Let my wing it verbally, in a thought experiment with a circular orbit. Let us imagine the celestial sphere (sphere for short) revolving overhead daily, with the fixed stars transiting approximately once every 23 hours and 56 minutes. A bug is crawling eastward along the equator at just the right constant speed, so that the sphere has to continue another four minutes to bring it back to the meridian. We adjust our clock to read exactly 24 hours between successive transits of the bug.

Now let us imagine the Sun moving along the ecliptic at the same speed as that of the bug, and that they leave the March equinox point at the same time. The ecliptic and the celestial equator are great circles, so the Sun and the bug will complete their complete circles at the same time a year later. Since the Sun's motion initially is slantways instead of parallel to the equator, it will lag behind the bug in forward progress in longitude. Since the sphere is revolving in the opposite direction, it will carry the Sun to the meridian before the bug. As the Sun levels off going into June, it finds the lines of longitude closer together than at the equator. Now it is making faster forward progress in longitude and catches up with the bug at the solstice. This faster forward progress continues for a while longer and by mid July the Sun is well ahead of the bug, and as a result the revolution of the sphere is late in getting it to the meridian. As the path slants back toward the equator, the forward progress slows down, and the Sun gets to the September equinox point simultaneously with the bug.

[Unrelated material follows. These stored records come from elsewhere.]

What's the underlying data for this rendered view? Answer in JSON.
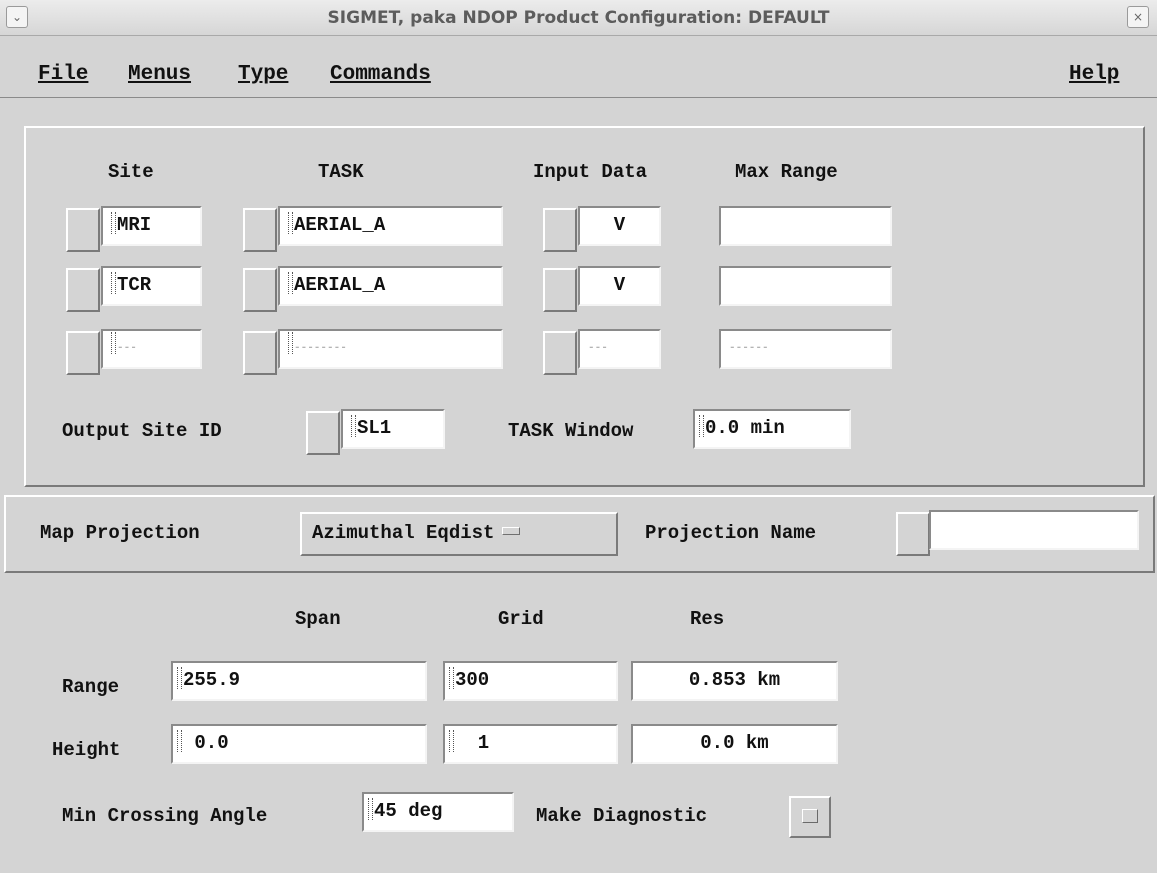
{
  "window": {
    "title": "SIGMET, paka  NDOP Product Configuration: DEFAULT"
  },
  "menubar": {
    "file": "File",
    "menus": "Menus",
    "type": "Type",
    "commands": "Commands",
    "help": "Help"
  },
  "sites": {
    "headers": {
      "site": "Site",
      "task": "TASK",
      "input_data": "Input Data",
      "max_range": "Max Range"
    },
    "rows": [
      {
        "site": "MRI",
        "task": "AERIAL_A",
        "input": "V",
        "max_range": ""
      },
      {
        "site": "TCR",
        "task": "AERIAL_A",
        "input": "V",
        "max_range": ""
      },
      {
        "site": "---",
        "task": "--------",
        "input": "---",
        "max_range": "------"
      }
    ],
    "output_site_label": "Output Site ID",
    "output_site_value": "SL1",
    "task_window_label": "TASK Window",
    "task_window_value": "0.0 min"
  },
  "projection": {
    "label": "Map Projection",
    "value": "Azimuthal Eqdist",
    "name_label": "Projection Name",
    "name_value": ""
  },
  "grid": {
    "headers": {
      "span": "Span",
      "grid": "Grid",
      "res": "Res"
    },
    "range": {
      "label": "Range",
      "span": "255.9",
      "grid": "300",
      "res": "0.853 km"
    },
    "height": {
      "label": "Height",
      "span": " 0.0",
      "grid": "  1",
      "res": "0.0 km"
    },
    "min_crossing_label": "Min Crossing Angle",
    "min_crossing_value": "45 deg",
    "make_diagnostic_label": "Make Diagnostic"
  }
}
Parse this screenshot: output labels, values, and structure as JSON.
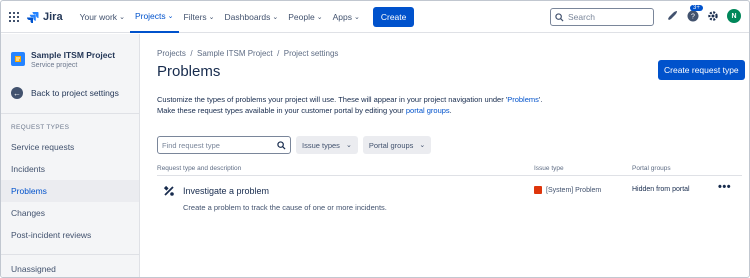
{
  "topnav": {
    "logo_text": "Jira",
    "items": [
      {
        "label": "Your work"
      },
      {
        "label": "Projects"
      },
      {
        "label": "Filters"
      },
      {
        "label": "Dashboards"
      },
      {
        "label": "People"
      },
      {
        "label": "Apps"
      }
    ],
    "create_label": "Create",
    "search_placeholder": "Search",
    "notification_count": "3+",
    "avatar_initial": "N",
    "accent": "#0052cc"
  },
  "sidebar": {
    "project_name": "Sample ITSM Project",
    "project_type": "Service project",
    "back_label": "Back to project settings",
    "section_label": "REQUEST TYPES",
    "items": [
      {
        "label": "Service requests"
      },
      {
        "label": "Incidents"
      },
      {
        "label": "Problems"
      },
      {
        "label": "Changes"
      },
      {
        "label": "Post-incident reviews"
      }
    ],
    "unassigned_label": "Unassigned"
  },
  "main": {
    "breadcrumbs": [
      "Projects",
      "Sample ITSM Project",
      "Project settings"
    ],
    "title": "Problems",
    "create_button": "Create request type",
    "desc_line1_a": "Customize the types of problems your project will use. These will appear in your project navigation under '",
    "desc_line1_link": "Problems",
    "desc_line1_b": "'.",
    "desc_line2_a": "Make these request types available in your customer portal by editing your ",
    "desc_line2_link": "portal groups",
    "desc_line2_b": ".",
    "find_placeholder": "Find request type",
    "filter_issue_types": "Issue types",
    "filter_portal_groups": "Portal groups",
    "columns": {
      "type_desc": "Request type and description",
      "issue_type": "Issue type",
      "portal_groups": "Portal groups"
    },
    "rows": [
      {
        "name": "Investigate a problem",
        "description": "Create a problem to track the cause of one or more incidents.",
        "issue_type": "[System] Problem",
        "portal": "Hidden from portal"
      }
    ]
  }
}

The cycle repeats itself from then until the following March equinox.

Clear as mud? I don't begrudge any novice's difficulty in following me from these words alone.